■ **Instructions to follow**
When a line in the entries below contains the word "title", copy that line.

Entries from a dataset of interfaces
== Segment start ==

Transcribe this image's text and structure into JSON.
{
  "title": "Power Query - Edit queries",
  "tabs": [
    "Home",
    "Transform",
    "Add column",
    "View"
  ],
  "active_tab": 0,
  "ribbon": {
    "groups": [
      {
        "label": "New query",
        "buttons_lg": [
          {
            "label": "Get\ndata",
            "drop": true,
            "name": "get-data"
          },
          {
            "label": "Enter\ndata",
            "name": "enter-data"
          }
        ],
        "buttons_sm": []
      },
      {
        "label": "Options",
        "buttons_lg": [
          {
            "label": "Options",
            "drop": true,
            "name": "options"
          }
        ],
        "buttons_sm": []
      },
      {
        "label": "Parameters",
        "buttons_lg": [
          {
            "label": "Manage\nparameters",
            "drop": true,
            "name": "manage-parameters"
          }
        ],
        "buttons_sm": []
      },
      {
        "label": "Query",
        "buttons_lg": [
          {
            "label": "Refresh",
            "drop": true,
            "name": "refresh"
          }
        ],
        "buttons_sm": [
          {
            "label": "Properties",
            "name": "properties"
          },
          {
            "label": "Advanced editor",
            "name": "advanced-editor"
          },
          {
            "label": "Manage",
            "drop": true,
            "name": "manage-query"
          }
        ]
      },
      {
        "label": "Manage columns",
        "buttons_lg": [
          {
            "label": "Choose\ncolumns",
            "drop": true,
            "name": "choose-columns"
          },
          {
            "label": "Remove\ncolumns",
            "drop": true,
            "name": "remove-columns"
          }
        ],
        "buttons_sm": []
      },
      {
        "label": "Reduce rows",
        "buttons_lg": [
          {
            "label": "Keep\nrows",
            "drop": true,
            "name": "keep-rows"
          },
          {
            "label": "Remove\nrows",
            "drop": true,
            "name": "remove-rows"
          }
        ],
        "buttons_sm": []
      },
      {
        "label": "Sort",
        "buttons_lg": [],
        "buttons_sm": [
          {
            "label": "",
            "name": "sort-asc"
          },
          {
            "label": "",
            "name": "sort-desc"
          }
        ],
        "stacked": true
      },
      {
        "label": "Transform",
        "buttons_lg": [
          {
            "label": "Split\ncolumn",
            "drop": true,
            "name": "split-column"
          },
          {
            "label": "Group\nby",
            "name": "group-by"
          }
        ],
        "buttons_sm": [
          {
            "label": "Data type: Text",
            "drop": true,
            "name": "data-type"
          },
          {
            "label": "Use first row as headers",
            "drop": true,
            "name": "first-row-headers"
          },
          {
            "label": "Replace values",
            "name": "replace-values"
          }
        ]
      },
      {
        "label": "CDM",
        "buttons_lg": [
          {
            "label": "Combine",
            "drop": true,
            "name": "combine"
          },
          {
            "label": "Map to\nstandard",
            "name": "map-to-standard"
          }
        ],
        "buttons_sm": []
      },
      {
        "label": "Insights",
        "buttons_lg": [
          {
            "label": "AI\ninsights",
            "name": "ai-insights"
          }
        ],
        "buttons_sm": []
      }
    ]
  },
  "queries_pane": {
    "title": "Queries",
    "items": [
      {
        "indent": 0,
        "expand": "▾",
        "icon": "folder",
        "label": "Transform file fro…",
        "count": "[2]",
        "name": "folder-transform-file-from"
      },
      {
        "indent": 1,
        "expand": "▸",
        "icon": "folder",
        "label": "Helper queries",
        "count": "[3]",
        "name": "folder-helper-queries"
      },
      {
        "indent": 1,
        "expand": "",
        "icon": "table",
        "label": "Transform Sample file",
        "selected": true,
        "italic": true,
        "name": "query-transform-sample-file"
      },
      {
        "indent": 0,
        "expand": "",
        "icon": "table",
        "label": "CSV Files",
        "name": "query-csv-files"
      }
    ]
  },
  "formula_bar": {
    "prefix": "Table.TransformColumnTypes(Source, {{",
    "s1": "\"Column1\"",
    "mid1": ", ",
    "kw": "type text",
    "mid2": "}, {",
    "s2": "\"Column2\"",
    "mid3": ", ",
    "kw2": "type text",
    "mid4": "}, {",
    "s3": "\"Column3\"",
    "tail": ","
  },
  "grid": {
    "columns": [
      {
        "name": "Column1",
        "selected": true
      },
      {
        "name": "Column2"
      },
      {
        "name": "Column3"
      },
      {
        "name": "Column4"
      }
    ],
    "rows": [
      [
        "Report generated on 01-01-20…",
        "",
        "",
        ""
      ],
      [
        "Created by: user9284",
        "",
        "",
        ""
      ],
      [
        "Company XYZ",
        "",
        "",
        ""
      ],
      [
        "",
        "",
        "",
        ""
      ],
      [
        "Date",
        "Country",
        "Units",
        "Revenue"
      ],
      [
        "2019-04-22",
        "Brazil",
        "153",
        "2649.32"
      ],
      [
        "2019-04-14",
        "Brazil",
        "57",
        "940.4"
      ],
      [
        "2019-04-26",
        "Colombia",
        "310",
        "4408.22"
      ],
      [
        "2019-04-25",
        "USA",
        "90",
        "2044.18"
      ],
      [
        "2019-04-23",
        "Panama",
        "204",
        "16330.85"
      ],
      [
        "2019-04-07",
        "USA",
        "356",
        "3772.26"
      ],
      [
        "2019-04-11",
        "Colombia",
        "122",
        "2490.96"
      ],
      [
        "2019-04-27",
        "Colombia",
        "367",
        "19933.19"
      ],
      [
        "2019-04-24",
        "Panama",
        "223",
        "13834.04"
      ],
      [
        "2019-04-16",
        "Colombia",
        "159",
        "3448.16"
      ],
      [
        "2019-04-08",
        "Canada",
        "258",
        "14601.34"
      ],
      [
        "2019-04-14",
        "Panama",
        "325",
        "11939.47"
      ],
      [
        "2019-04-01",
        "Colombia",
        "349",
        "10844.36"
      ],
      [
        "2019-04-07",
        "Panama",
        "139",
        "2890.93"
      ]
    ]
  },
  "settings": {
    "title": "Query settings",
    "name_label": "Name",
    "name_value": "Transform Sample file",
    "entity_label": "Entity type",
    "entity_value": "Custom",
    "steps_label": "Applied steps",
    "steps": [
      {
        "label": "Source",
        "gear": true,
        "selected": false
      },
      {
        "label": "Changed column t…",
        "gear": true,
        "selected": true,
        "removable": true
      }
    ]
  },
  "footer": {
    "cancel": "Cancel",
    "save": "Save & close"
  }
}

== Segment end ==

■ **Reply**
  "title": "Power Query - Edit queries",
    "title": "Queries",
    "title": "Query settings",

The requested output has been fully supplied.